This year's wine grape crop from upstate New York is high in quality with a bit less quantity.
Growers say the warm early spring followed by a cold spell and a dry summer took a toll on the overall yield, but that the grapes that made it through are in good shape.
"With warm, sunny days that we had, grapes are ripening beautifully, and growers and wineries are happy," Jim Trezise, president of the New York Wine and Grape Foundation, said. "It's not going to be a bumper crop this year, but it will certainly be respectable."
It's also early, which will mean a quicker end to the season.

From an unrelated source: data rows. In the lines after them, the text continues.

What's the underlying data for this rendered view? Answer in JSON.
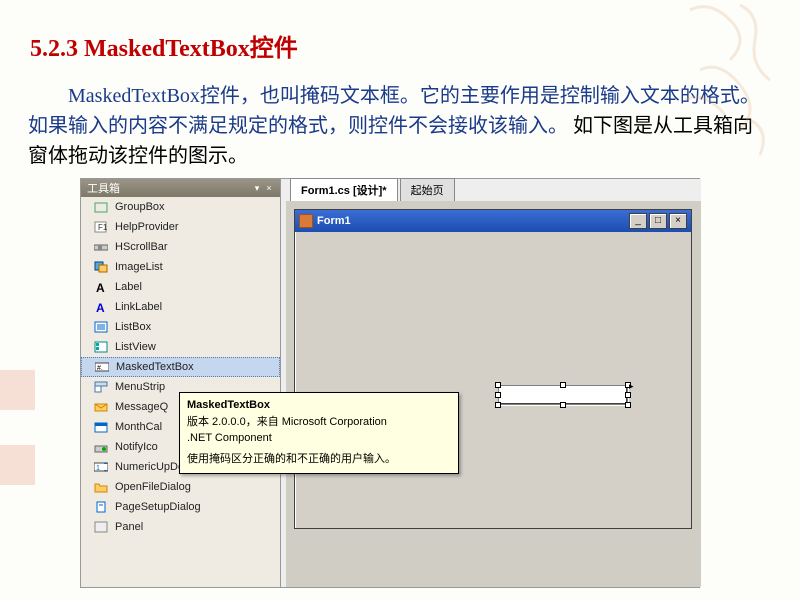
{
  "heading": "5.2.3 MaskedTextBox控件",
  "paragraph": {
    "p1_blue": "MaskedTextBox控件，也叫掩码文本框。它的主要作用是控制输入文本的格式。如果输入的内容不满足规定的格式，则控件不会接收该输入。",
    "p1_black": "  如下图是从工具箱向窗体拖动该控件的图示。"
  },
  "toolbox": {
    "title": "工具箱",
    "items": [
      {
        "icon": "groupbox",
        "label": "GroupBox"
      },
      {
        "icon": "helpprovider",
        "label": "HelpProvider"
      },
      {
        "icon": "hscrollbar",
        "label": "HScrollBar"
      },
      {
        "icon": "imagelist",
        "label": "ImageList"
      },
      {
        "icon": "label",
        "label": "Label"
      },
      {
        "icon": "linklabel",
        "label": "LinkLabel"
      },
      {
        "icon": "listbox",
        "label": "ListBox"
      },
      {
        "icon": "listview",
        "label": "ListView"
      },
      {
        "icon": "maskedtextbox",
        "label": "MaskedTextBox",
        "selected": true
      },
      {
        "icon": "menustrip",
        "label": "MenuStrip"
      },
      {
        "icon": "messagequeue",
        "label": "MessageQ"
      },
      {
        "icon": "monthcalendar",
        "label": "MonthCal"
      },
      {
        "icon": "notifyicon",
        "label": "NotifyIco"
      },
      {
        "icon": "numericupdown",
        "label": "NumericUpDown"
      },
      {
        "icon": "openfiledialog",
        "label": "OpenFileDialog"
      },
      {
        "icon": "pagesetupdialog",
        "label": "PageSetupDialog"
      },
      {
        "icon": "panel",
        "label": "Panel"
      }
    ]
  },
  "designer": {
    "tab_active": "Form1.cs [设计]*",
    "tab_inactive": "起始页",
    "form_title": "Form1"
  },
  "tooltip": {
    "title": "MaskedTextBox",
    "line1": "版本 2.0.0.0，来自 Microsoft Corporation",
    "line2": ".NET Component",
    "line3": "使用掩码区分正确的和不正确的用户输入。"
  },
  "window_buttons": {
    "min": "_",
    "max": "□",
    "close": "×"
  }
}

"Everything is coming out faster than it normally would, but production is down," said Peter Masse, general manager at Six Mile Creek Vineyard in Ithaca. "What we are actually pulling out of the fields is down. You'll get really good quality wine, but it will be short in supply."
Steve Fulkerson of Fulkerson Winery in Dundee in the Finger Lakes region said his yield is about 200 tons short.

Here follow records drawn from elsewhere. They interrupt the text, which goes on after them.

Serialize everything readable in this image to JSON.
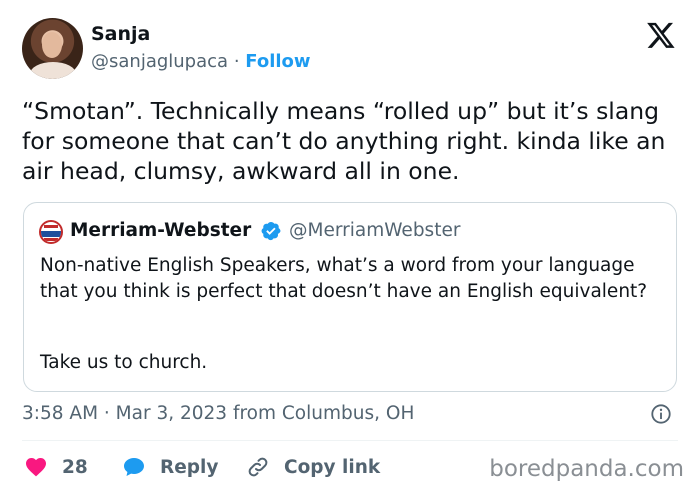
{
  "author": {
    "name": "Sanja",
    "handle": "@sanjaglupaca",
    "separator": "·",
    "follow_label": "Follow"
  },
  "tweet": {
    "text": "“Smotan”. Technically means “rolled up” but it’s slang for someone that can’t do anything right. kinda like an air head, clumsy, awkward all in one."
  },
  "quoted_tweet": {
    "name": "Merriam-Webster",
    "handle": "@MerriamWebster",
    "text": "Non-native English Speakers, what’s a word from your language that you think is perfect that doesn’t have an English equivalent?",
    "text_2": "Take us to church.",
    "verified_color": "#1d9bf0"
  },
  "meta": {
    "timestamp": "3:58 AM · Mar 3, 2023 from Columbus, OH"
  },
  "actions": {
    "like_count": "28",
    "reply_label": "Reply",
    "copy_link_label": "Copy link",
    "like_color": "#f91880",
    "reply_color": "#1d9bf0"
  },
  "watermark": "boredpanda.com",
  "icons": [
    "x-logo-icon",
    "verified-badge-icon",
    "info-icon",
    "heart-icon",
    "reply-bubble-icon",
    "link-icon"
  ]
}
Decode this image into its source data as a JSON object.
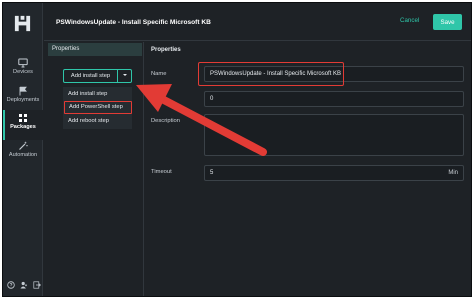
{
  "header": {
    "title": "PSWindowsUpdate - Install Specific Microsoft KB",
    "cancel_label": "Cancel",
    "save_label": "Save"
  },
  "nav": {
    "items": [
      {
        "label": "Devices",
        "icon": "monitor-icon"
      },
      {
        "label": "Deployments",
        "icon": "flag-icon"
      },
      {
        "label": "Packages",
        "icon": "grid-icon"
      },
      {
        "label": "Automation",
        "icon": "wand-icon"
      }
    ],
    "active": "Packages"
  },
  "left_panel": {
    "heading": "Properties",
    "add_button_label": "Add install step",
    "menu": [
      "Add install step",
      "Add PowerShell step",
      "Add reboot step"
    ],
    "highlighted_item": "Add PowerShell step"
  },
  "properties": {
    "heading": "Properties",
    "name_label": "Name",
    "name_value": "PSWindowsUpdate - Install Specific Microsoft KB",
    "order_value": "0",
    "description_label": "Description",
    "description_value": "",
    "timeout_label": "Timeout",
    "timeout_value": "5",
    "timeout_unit": "Min"
  },
  "colors": {
    "accent": "#2fc6a9",
    "highlight": "#e23b35",
    "background": "#1e2226"
  }
}
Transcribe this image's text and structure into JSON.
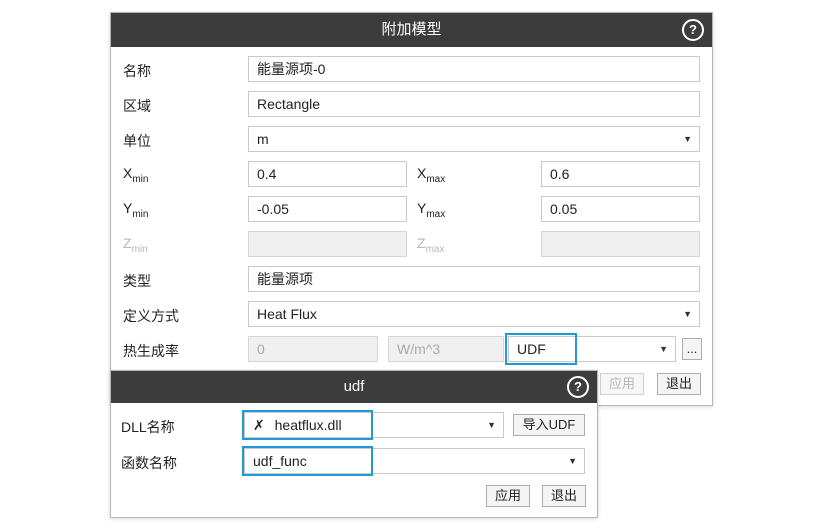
{
  "main_dialog": {
    "title": "附加模型",
    "help": "?",
    "name_label": "名称",
    "name_value": "能量源项-0",
    "region_label": "区域",
    "region_value": "Rectangle",
    "unit_label": "单位",
    "unit_value": "m",
    "xmin_label": "X",
    "xmin_sub": "min",
    "xmin_value": "0.4",
    "xmax_label": "X",
    "xmax_sub": "max",
    "xmax_value": "0.6",
    "ymin_label": "Y",
    "ymin_sub": "min",
    "ymin_value": "-0.05",
    "ymax_label": "Y",
    "ymax_sub": "max",
    "ymax_value": "0.05",
    "zmin_label": "Z",
    "zmin_sub": "min",
    "zmin_value": "",
    "zmax_label": "Z",
    "zmax_sub": "max",
    "zmax_value": "",
    "type_label": "类型",
    "type_value": "能量源项",
    "define_label": "定义方式",
    "define_value": "Heat Flux",
    "heat_label": "热生成率",
    "heat_value": "0",
    "heat_unit": "W/m^3",
    "heat_method": "UDF",
    "browse_label": "...",
    "apply_label": "应用",
    "exit_label": "退出"
  },
  "udf_dialog": {
    "title": "udf",
    "help": "?",
    "dll_label": "DLL名称",
    "dll_icon_glyph": "✗",
    "dll_value": "heatflux.dll",
    "import_label": "导入UDF",
    "func_label": "函数名称",
    "func_value": "udf_func",
    "apply_label": "应用",
    "exit_label": "退出"
  },
  "arrow_glyph": "▼",
  "colors": {
    "titlebar": "#3c3c3c",
    "highlight": "#1e9bd7"
  }
}
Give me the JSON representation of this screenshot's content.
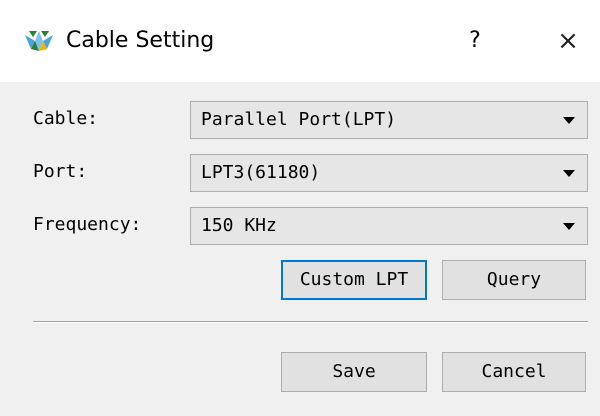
{
  "window": {
    "title": "Cable Setting",
    "help_label": "?",
    "close_label": "×",
    "icon": "gowin-logo-icon"
  },
  "form": {
    "cable": {
      "label": "Cable:",
      "value": "Parallel Port(LPT)"
    },
    "port": {
      "label": "Port:",
      "value": "LPT3(61180)"
    },
    "frequency": {
      "label": "Frequency:",
      "value": "150 KHz"
    }
  },
  "buttons": {
    "custom_lpt": "Custom LPT",
    "query": "Query",
    "save": "Save",
    "cancel": "Cancel"
  },
  "colors": {
    "focus_border": "#0078d7",
    "dialog_bg": "#f0f0f0",
    "logo_primary": "#4aa3df",
    "logo_accent": "#2e7d32"
  }
}
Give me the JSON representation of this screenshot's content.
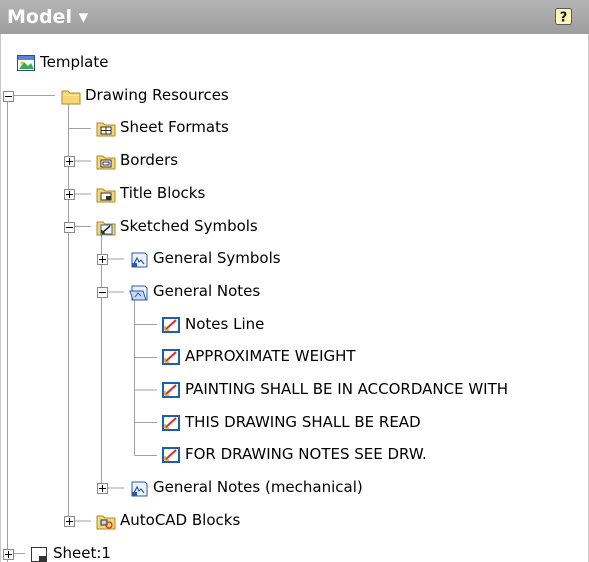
{
  "panel": {
    "title": "Model ▾",
    "help_icon": "help-icon",
    "help_glyph": "?"
  },
  "tree": {
    "nodes": [
      {
        "label": "Template",
        "icon": "template-icon"
      },
      {
        "label": "Drawing Resources",
        "icon": "folder-icon",
        "expander": "minus"
      },
      {
        "label": "Sheet Formats",
        "icon": "sheet-formats-icon"
      },
      {
        "label": "Borders",
        "icon": "borders-icon",
        "expander": "plus"
      },
      {
        "label": "Title Blocks",
        "icon": "title-blocks-icon",
        "expander": "plus"
      },
      {
        "label": "Sketched Symbols",
        "icon": "sketched-symbols-icon",
        "expander": "minus"
      },
      {
        "label": "General Symbols",
        "icon": "symbol-library-icon",
        "expander": "plus"
      },
      {
        "label": "General Notes",
        "icon": "symbol-library-open-icon",
        "expander": "minus"
      },
      {
        "label": "Notes Line",
        "icon": "sketched-symbol-icon"
      },
      {
        "label": "APPROXIMATE WEIGHT",
        "icon": "sketched-symbol-icon"
      },
      {
        "label": "PAINTING SHALL BE IN ACCORDANCE WITH",
        "icon": "sketched-symbol-icon"
      },
      {
        "label": "THIS DRAWING SHALL BE READ",
        "icon": "sketched-symbol-icon"
      },
      {
        "label": "FOR DRAWING NOTES SEE DRW.",
        "icon": "sketched-symbol-icon"
      },
      {
        "label": "General Notes (mechanical)",
        "icon": "symbol-library-icon",
        "expander": "plus"
      },
      {
        "label": "AutoCAD Blocks",
        "icon": "autocad-blocks-icon",
        "expander": "plus"
      },
      {
        "label": "Sheet:1",
        "icon": "sheet-icon",
        "expander": "plus"
      }
    ]
  },
  "colors": {
    "title_bar": "#a9a9a9",
    "tree_line": "#a0a0a0",
    "folder_yellow": "#f5d77a",
    "symbol_blue": "#1b5fb0",
    "symbol_red": "#d93020"
  }
}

At Lakewood Vineyard and Winery, just north of Watkins Glen, meanwhile, the rush is on to get everything harvested.
"All the crop is coming in on top of itself. It started early and everything will be done early. It's just a question of can we get it all in?" winemaker Chris Stamp said.
"We've probably seen higher sugars in most varieties because of the dry, warm summer," Stamp added. "I've been making wine for 30 years and I've never seen such high sugar content. It's more like California wine making. Usually we struggled with a little more rain and more disease pressure. We haven't had that."